The Covid-19 pandemic has pushed global poverty levels to an all-time high.
According to the World Bank’s The Poverty and Shared Prosperity report, global extreme poverty rose in 2020 for the first time in over 20 years owing to the disruptions brought about by the coronavirus outbreak, armed conflict and Climate change.
“For more than two decades, extreme poverty was steadily declining. Now, for the first time in a generation, the quest to end poverty has suffered its worst setback,”
About 120 million people are reportedly living in poverty as a result of the pandemic, with the number expected to rise to about 150 million by the end of 2021.
Sub-Saharan Africa has been listed among emerging “hot spots,” for the “new poor” with the region now expected to be home to about a third of the people who are newly impoverished by COVID-19.
Almost half of the poor people in Sub-Saharan Africa live in only five countries namely; Nigeria, the Democratic Republic of Congo, Tanzania, Ethiopia, and Madagascar.
Women and children are the most affected by poverty according to the World Bank report.

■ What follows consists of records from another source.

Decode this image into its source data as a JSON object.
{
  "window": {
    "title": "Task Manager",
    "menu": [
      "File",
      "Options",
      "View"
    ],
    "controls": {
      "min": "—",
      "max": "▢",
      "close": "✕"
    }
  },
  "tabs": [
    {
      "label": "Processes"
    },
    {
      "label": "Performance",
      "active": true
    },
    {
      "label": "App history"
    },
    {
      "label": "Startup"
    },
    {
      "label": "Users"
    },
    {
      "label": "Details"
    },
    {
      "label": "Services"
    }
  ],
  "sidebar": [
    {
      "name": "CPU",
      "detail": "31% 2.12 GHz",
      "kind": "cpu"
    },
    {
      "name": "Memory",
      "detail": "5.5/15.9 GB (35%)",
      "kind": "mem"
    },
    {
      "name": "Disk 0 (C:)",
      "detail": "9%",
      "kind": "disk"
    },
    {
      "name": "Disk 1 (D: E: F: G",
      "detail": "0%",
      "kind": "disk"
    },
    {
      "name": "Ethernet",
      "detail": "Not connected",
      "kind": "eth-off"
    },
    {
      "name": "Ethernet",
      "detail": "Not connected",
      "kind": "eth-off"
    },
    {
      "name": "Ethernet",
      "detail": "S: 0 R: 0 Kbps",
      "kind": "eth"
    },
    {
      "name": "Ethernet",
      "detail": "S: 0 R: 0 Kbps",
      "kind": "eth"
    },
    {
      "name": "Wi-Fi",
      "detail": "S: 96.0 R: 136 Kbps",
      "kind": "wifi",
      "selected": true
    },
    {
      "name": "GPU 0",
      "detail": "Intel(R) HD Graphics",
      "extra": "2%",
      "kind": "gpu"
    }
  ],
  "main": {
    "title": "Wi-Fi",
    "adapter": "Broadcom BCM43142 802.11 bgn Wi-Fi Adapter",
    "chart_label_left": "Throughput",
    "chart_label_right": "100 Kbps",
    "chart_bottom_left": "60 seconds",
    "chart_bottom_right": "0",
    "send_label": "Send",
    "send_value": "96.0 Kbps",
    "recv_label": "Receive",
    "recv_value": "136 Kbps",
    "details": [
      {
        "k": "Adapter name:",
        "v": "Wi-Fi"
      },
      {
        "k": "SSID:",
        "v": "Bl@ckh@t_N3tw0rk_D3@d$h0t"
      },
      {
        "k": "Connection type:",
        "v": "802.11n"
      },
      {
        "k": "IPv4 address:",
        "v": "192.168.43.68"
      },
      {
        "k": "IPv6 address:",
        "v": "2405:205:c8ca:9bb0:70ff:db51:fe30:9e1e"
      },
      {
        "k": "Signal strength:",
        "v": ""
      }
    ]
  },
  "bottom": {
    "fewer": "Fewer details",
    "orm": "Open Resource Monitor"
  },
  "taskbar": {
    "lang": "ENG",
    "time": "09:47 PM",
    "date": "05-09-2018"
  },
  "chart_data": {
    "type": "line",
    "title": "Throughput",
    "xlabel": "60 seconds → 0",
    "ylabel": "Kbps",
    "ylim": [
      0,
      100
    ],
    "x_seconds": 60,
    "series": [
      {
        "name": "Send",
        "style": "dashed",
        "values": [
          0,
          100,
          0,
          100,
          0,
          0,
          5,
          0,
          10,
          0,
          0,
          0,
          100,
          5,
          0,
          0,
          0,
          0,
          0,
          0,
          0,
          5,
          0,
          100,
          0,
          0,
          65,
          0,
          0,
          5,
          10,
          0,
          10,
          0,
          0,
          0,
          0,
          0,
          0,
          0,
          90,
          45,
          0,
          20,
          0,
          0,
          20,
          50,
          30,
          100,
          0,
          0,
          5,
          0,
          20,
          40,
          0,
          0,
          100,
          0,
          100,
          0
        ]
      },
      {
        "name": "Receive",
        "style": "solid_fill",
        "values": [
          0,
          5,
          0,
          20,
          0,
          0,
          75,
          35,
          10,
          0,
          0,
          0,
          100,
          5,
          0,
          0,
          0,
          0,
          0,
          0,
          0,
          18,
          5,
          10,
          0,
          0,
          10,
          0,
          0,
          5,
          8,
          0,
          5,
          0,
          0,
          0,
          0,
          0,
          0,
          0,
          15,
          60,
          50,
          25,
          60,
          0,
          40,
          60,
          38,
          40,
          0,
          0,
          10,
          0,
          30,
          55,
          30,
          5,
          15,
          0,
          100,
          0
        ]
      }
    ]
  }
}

“Women represent a majority of the poor in most regions and among some age groups. About 70 percent of the global poor aged 15 and over have no schooling or only some basic education,” the report says.
Poverty and Climate Change
The report also attributes the increased levels of poverty to climate change, saying the vice will drive 68 million to 132 million into poverty by 2030 considering that a large share of the poor in a number of countries live in areas that are both affected by conflict and facing high exposure to floods.
These include countries such as Nepal, Cameroon, Liberia, and the Central African Republic.
“Climate change is a particularly acute threat for countries in Sub-Saharan Africa and South Asia — the regions where most of the global poor are concentrated”.
World Bank further warns that without adequate global response, the cumulative effects of the pandemic and its economic fallout, armed conflict, and climate change will exact high human and economic costs well into the future.
“During the recovery period, nations must look to reengage with a longer-term development agenda that includes promoting sustainable and inclusive growth, investing in human capital, and improving the quality of public administration and services while upholding political legitimacy, and ensuring that debt levels remain both manageable and transparent,” the report says.